→ Activity
Drop the pictures and repeat the remaining data exactly.

**** Given data

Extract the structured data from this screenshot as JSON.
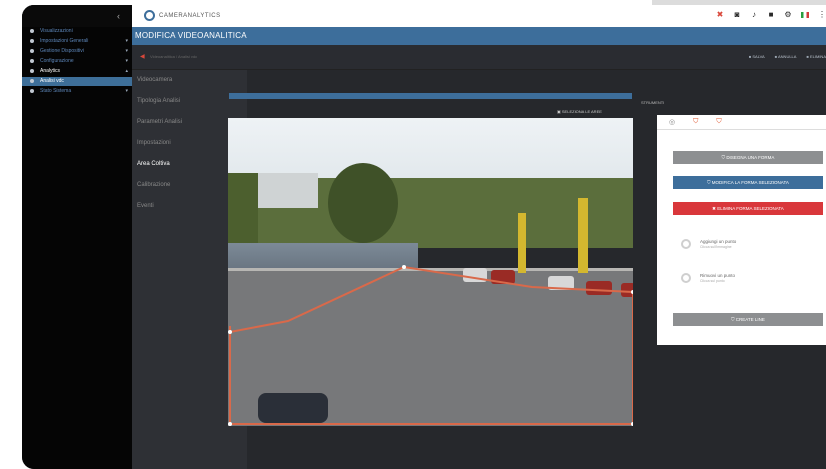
{
  "header": {
    "logo_text": "CAMERANALYTICS"
  },
  "sidebar": {
    "items": [
      {
        "label": "Visualizzazioni",
        "style": "blue"
      },
      {
        "label": "Impostazioni Generali",
        "style": "blue"
      },
      {
        "label": "Gestione Dispositivi",
        "style": "blue"
      },
      {
        "label": "Configurazione",
        "style": "blue"
      },
      {
        "label": "Analytics",
        "style": "sel"
      },
      {
        "label": "Analisi vdc",
        "style": "active"
      },
      {
        "label": "Stato Sistema",
        "style": "blue"
      }
    ]
  },
  "title": "MODIFICA VIDEOANALITICA",
  "subbar": {
    "crumb": "Videoanalitica / Analisi vdc",
    "buttons": [
      "SALVA",
      "ANNULLA",
      "ELIMINA"
    ]
  },
  "menu2": {
    "items": [
      "Videocamera",
      "Tipologia Analisi",
      "Parametri Analisi",
      "Impostazioni",
      "Area Coltiva",
      "Calibrazione",
      "Eventi"
    ],
    "selected_index": 4
  },
  "image_panel": {
    "select_label": "SELEZIONA LE AREE"
  },
  "right_panel": {
    "label": "STRUMENTI",
    "tabs": [
      "◎",
      "⛉",
      "⛉"
    ],
    "buttons": {
      "add": "DISEGNA UNA FORMA",
      "edit": "MODIFICA LA FORMA SELEZIONATA",
      "delete": "ELIMINA FORMA SELEZIONATA"
    },
    "tools": [
      {
        "title": "Aggiungi un punto",
        "subtitle": "Clicca sull'immagine"
      },
      {
        "title": "Rimuovi un punto",
        "subtitle": "Clicca sul punto"
      }
    ],
    "done": "CREATE LINE"
  },
  "colors": {
    "accent_blue": "#3d6e9b",
    "accent_red": "#d9373b",
    "polygon": "#d9694a"
  }
}
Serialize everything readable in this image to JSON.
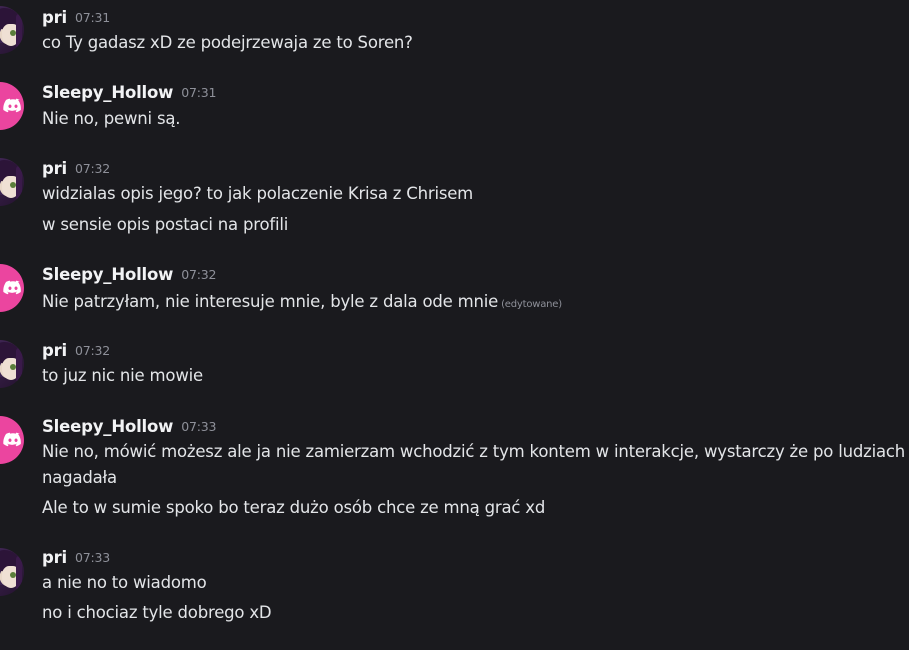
{
  "messages": [
    {
      "author": "pri",
      "time": "07:31",
      "avatar": "pri-avatar",
      "lines": [
        "co Ty gadasz xD ze podejrzewaja ze to Soren?"
      ]
    },
    {
      "author": "Sleepy_Hollow",
      "time": "07:31",
      "avatar": "discord-avatar",
      "lines": [
        "Nie no, pewni są."
      ]
    },
    {
      "author": "pri",
      "time": "07:32",
      "avatar": "pri-avatar",
      "lines": [
        "widzialas opis jego? to jak polaczenie Krisa z Chrisem",
        "w sensie opis postaci na profili"
      ]
    },
    {
      "author": "Sleepy_Hollow",
      "time": "07:32",
      "avatar": "discord-avatar",
      "lines": [
        "Nie patrzyłam, nie interesuje mnie, byle z dala ode mnie"
      ],
      "edited": "(edytowane)"
    },
    {
      "author": "pri",
      "time": "07:32",
      "avatar": "pri-avatar",
      "lines": [
        "to juz nic nie mowie"
      ]
    },
    {
      "author": "Sleepy_Hollow",
      "time": "07:33",
      "avatar": "discord-avatar",
      "lines": [
        "Nie no, mówić możesz ale ja nie zamierzam wchodzić z tym kontem w interakcje, wystarczy że po ludziach",
        "nagadała",
        "Ale to w sumie spoko bo teraz dużo osób chce ze mną grać xd"
      ]
    },
    {
      "author": "pri",
      "time": "07:33",
      "avatar": "pri-avatar",
      "lines": [
        "a nie no to wiadomo",
        "no i chociaz tyle dobrego xD"
      ]
    }
  ],
  "colors": {
    "background": "#1a1a1e",
    "username": "#f2f3f5",
    "message_text": "#e3e5e8",
    "timestamp": "#8e9099",
    "discord_avatar": "#eb459f"
  }
}
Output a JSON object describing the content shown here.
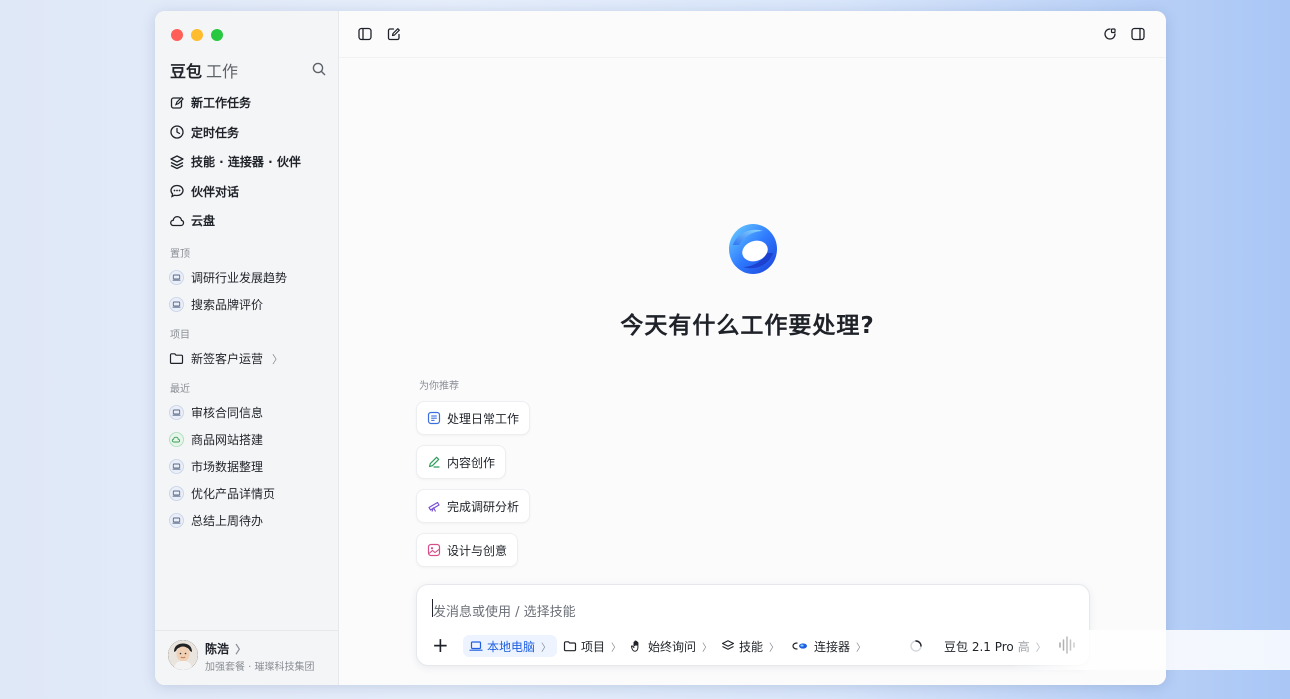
{
  "app": {
    "brand": "豆包",
    "brand_sub": "工作",
    "traffic_colors": [
      "#ff5f57",
      "#febc2e",
      "#28c840"
    ]
  },
  "nav": [
    {
      "label": "新工作任务",
      "icon": "edit-icon"
    },
    {
      "label": "定时任务",
      "icon": "clock-icon"
    },
    {
      "label": "技能 · 连接器 · 伙伴",
      "icon": "layers-icon"
    },
    {
      "label": "伙伴对话",
      "icon": "chat-icon"
    },
    {
      "label": "云盘",
      "icon": "cloud-icon"
    }
  ],
  "sections": {
    "pinned": {
      "label": "置顶",
      "items": [
        "调研行业发展趋势",
        "搜索品牌评价"
      ]
    },
    "projects": {
      "label": "项目",
      "items": [
        "新签客户运营"
      ],
      "chevron": "〉"
    },
    "recent": {
      "label": "最近",
      "items": [
        "审核合同信息",
        "商品网站搭建",
        "市场数据整理",
        "优化产品详情页",
        "总结上周待办"
      ]
    }
  },
  "user": {
    "name": "陈浩",
    "chevron": "〉",
    "plan": "加强套餐 · 璀璨科技集团"
  },
  "main": {
    "headline": "今天有什么工作要处理?",
    "recommend_label": "为你推荐",
    "chips": [
      {
        "label": "处理日常工作",
        "icon": "document-icon",
        "color": "#3b6fe0"
      },
      {
        "label": "内容创作",
        "icon": "pen-icon",
        "color": "#2f9e5b"
      },
      {
        "label": "完成调研分析",
        "icon": "telescope-icon",
        "color": "#7a4fd6"
      },
      {
        "label": "设计与创意",
        "icon": "image-icon",
        "color": "#d64f8a"
      }
    ]
  },
  "composer": {
    "placeholder": "发消息或使用 / 选择技能",
    "tools": [
      {
        "label": "本地电脑",
        "icon": "laptop-icon",
        "active": true
      },
      {
        "label": "项目",
        "icon": "folder-icon"
      },
      {
        "label": "始终询问",
        "icon": "hand-icon"
      },
      {
        "label": "技能",
        "icon": "layers-icon"
      },
      {
        "label": "连接器",
        "icon": "connector-icon"
      }
    ],
    "chevron": "〉",
    "model": "豆包 2.1 Pro",
    "model_suffix": "高",
    "accent": "#1f5fe0"
  }
}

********

→ Result
Extract the structured data from this screenshot as JSON.
{
  "header": {
    "logo_text": "CAMERANALYTICS"
  },
  "sidebar": {
    "items": [
      {
        "label": "Visualizzazioni",
        "style": "blue"
      },
      {
        "label": "Impostazioni Generali",
        "style": "blue"
      },
      {
        "label": "Gestione Dispositivi",
        "style": "blue"
      },
      {
        "label": "Configurazione",
        "style": "blue"
      },
      {
        "label": "Analytics",
        "style": "sel"
      },
      {
        "label": "Analisi vdc",
        "style": "active"
      },
      {
        "label": "Stato Sistema",
        "style": "blue"
      }
    ]
  },
  "title": "MODIFICA VIDEOANALITICA",
  "subbar": {
    "crumb": "Videoanalitica / Analisi vdc",
    "buttons": [
      "SALVA",
      "ANNULLA",
      "ELIMINA"
    ]
  },
  "menu2": {
    "items": [
      "Videocamera",
      "Tipologia Analisi",
      "Parametri Analisi",
      "Impostazioni",
      "Area Coltiva",
      "Calibrazione",
      "Eventi"
    ],
    "selected_index": 4
  },
  "image_panel": {
    "select_label": "SELEZIONA LE AREE"
  },
  "right_panel": {
    "label": "STRUMENTI",
    "tabs": [
      "◎",
      "⛉",
      "⛉"
    ],
    "buttons": {
      "add": "DISEGNA UNA FORMA",
      "edit": "MODIFICA LA FORMA SELEZIONATA",
      "delete": "ELIMINA FORMA SELEZIONATA"
    },
    "tools": [
      {
        "title": "Aggiungi un punto",
        "subtitle": "Clicca sull'immagine"
      },
      {
        "title": "Rimuovi un punto",
        "subtitle": "Clicca sul punto"
      }
    ],
    "done": "CREATE LINE"
  },
  "colors": {
    "accent_blue": "#3d6e9b",
    "accent_red": "#d9373b",
    "polygon": "#d9694a"
  }
}
Serialize everything readable in this image to JSON.
{
  "messages": [
    {
      "author": "pri",
      "time": "07:31",
      "avatar": "pri-avatar",
      "lines": [
        "co Ty gadasz xD ze podejrzewaja ze to Soren?"
      ]
    },
    {
      "author": "Sleepy_Hollow",
      "time": "07:31",
      "avatar": "discord-avatar",
      "lines": [
        "Nie no, pewni są."
      ]
    },
    {
      "author": "pri",
      "time": "07:32",
      "avatar": "pri-avatar",
      "lines": [
        "widzialas opis jego? to jak polaczenie Krisa z Chrisem",
        "w sensie opis postaci na profili"
      ]
    },
    {
      "author": "Sleepy_Hollow",
      "time": "07:32",
      "avatar": "discord-avatar",
      "lines": [
        "Nie patrzyłam, nie interesuje mnie, byle z dala ode mnie"
      ],
      "edited": "(edytowane)"
    },
    {
      "author": "pri",
      "time": "07:32",
      "avatar": "pri-avatar",
      "lines": [
        "to juz nic nie mowie"
      ]
    },
    {
      "author": "Sleepy_Hollow",
      "time": "07:33",
      "avatar": "discord-avatar",
      "lines": [
        "Nie no, mówić możesz ale ja nie zamierzam wchodzić z tym kontem w interakcje, wystarczy że po ludziach",
        "nagadała",
        "Ale to w sumie spoko bo teraz dużo osób chce ze mną grać xd"
      ]
    },
    {
      "author": "pri",
      "time": "07:33",
      "avatar": "pri-avatar",
      "lines": [
        "a nie no to wiadomo",
        "no i chociaz tyle dobrego xD"
      ]
    }
  ],
  "colors": {
    "background": "#1a1a1e",
    "username": "#f2f3f5",
    "message_text": "#e3e5e8",
    "timestamp": "#8e9099",
    "discord_avatar": "#eb459f"
  }
}
Output a JSON object describing the content shown here.
{
  "app": {
    "brand": "豆包",
    "brand_sub": "工作",
    "traffic_colors": [
      "#ff5f57",
      "#febc2e",
      "#28c840"
    ]
  },
  "nav": [
    {
      "label": "新工作任务",
      "icon": "edit-icon"
    },
    {
      "label": "定时任务",
      "icon": "clock-icon"
    },
    {
      "label": "技能 · 连接器 · 伙伴",
      "icon": "layers-icon"
    },
    {
      "label": "伙伴对话",
      "icon": "chat-icon"
    },
    {
      "label": "云盘",
      "icon": "cloud-icon"
    }
  ],
  "sections": {
    "pinned": {
      "label": "置顶",
      "items": [
        "调研行业发展趋势",
        "搜索品牌评价"
      ]
    },
    "projects": {
      "label": "项目",
      "items": [
        "新签客户运营"
      ],
      "chevron": "〉"
    },
    "recent": {
      "label": "最近",
      "items": [
        "审核合同信息",
        "商品网站搭建",
        "市场数据整理",
        "优化产品详情页",
        "总结上周待办"
      ]
    }
  },
  "user": {
    "name": "陈浩",
    "chevron": "〉",
    "plan": "加强套餐 · 璀璨科技集团"
  },
  "main": {
    "headline": "今天有什么工作要处理?",
    "recommend_label": "为你推荐",
    "chips": [
      {
        "label": "处理日常工作",
        "icon": "document-icon",
        "color": "#3b6fe0"
      },
      {
        "label": "内容创作",
        "icon": "pen-icon",
        "color": "#2f9e5b"
      },
      {
        "label": "完成调研分析",
        "icon": "telescope-icon",
        "color": "#7a4fd6"
      },
      {
        "label": "设计与创意",
        "icon": "image-icon",
        "color": "#d64f8a"
      }
    ]
  },
  "composer": {
    "placeholder": "发消息或使用 / 选择技能",
    "tools": [
      {
        "label": "本地电脑",
        "icon": "laptop-icon",
        "active": true
      },
      {
        "label": "项目",
        "icon": "folder-icon"
      },
      {
        "label": "始终询问",
        "icon": "hand-icon"
      },
      {
        "label": "技能",
        "icon": "layers-icon"
      },
      {
        "label": "连接器",
        "icon": "connector-icon"
      }
    ],
    "chevron": "〉",
    "model": "豆包 2.1 Pro",
    "model_suffix": "高",
    "accent": "#1f5fe0"
  }
}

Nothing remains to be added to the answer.